_Website and app data records:_
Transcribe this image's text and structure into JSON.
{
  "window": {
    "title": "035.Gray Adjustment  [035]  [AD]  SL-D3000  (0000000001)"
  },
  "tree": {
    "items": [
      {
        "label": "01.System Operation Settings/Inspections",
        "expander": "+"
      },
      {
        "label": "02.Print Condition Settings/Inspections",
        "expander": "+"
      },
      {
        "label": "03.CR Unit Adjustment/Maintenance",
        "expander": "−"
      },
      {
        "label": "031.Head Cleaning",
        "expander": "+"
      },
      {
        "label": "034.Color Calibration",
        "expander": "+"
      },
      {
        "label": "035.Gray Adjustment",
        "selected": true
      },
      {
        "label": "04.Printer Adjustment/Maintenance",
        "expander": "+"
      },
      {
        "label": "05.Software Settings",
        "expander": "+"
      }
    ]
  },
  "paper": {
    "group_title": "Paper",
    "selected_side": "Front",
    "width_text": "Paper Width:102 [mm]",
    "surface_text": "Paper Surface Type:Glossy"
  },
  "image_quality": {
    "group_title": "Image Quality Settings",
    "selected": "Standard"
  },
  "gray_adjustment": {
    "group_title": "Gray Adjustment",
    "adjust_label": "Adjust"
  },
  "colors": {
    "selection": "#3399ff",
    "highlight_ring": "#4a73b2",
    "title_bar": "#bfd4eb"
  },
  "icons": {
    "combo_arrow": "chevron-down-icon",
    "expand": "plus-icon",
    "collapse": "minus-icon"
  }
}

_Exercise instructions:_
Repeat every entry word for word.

_Response to the exercise:_
Transcribe this image's text and structure into JSON.
{
  "window": {
    "title": "035.Gray Adjustment  [035]  [AD]  SL-D3000  (0000000001)"
  },
  "tree": {
    "items": [
      {
        "label": "01.System Operation Settings/Inspections",
        "expander": "+"
      },
      {
        "label": "02.Print Condition Settings/Inspections",
        "expander": "+"
      },
      {
        "label": "03.CR Unit Adjustment/Maintenance",
        "expander": "−"
      },
      {
        "label": "031.Head Cleaning",
        "expander": "+"
      },
      {
        "label": "034.Color Calibration",
        "expander": "+"
      },
      {
        "label": "035.Gray Adjustment",
        "selected": true
      },
      {
        "label": "04.Printer Adjustment/Maintenance",
        "expander": "+"
      },
      {
        "label": "05.Software Settings",
        "expander": "+"
      }
    ]
  },
  "paper": {
    "group_title": "Paper",
    "selected_side": "Front",
    "width_text": "Paper Width:102 [mm]",
    "surface_text": "Paper Surface Type:Glossy"
  },
  "image_quality": {
    "group_title": "Image Quality Settings",
    "selected": "Standard"
  },
  "gray_adjustment": {
    "group_title": "Gray Adjustment",
    "adjust_label": "Adjust"
  },
  "colors": {
    "selection": "#3399ff",
    "highlight_ring": "#4a73b2",
    "title_bar": "#bfd4eb"
  },
  "icons": {
    "combo_arrow": "chevron-down-icon",
    "expand": "plus-icon",
    "collapse": "minus-icon"
  }
}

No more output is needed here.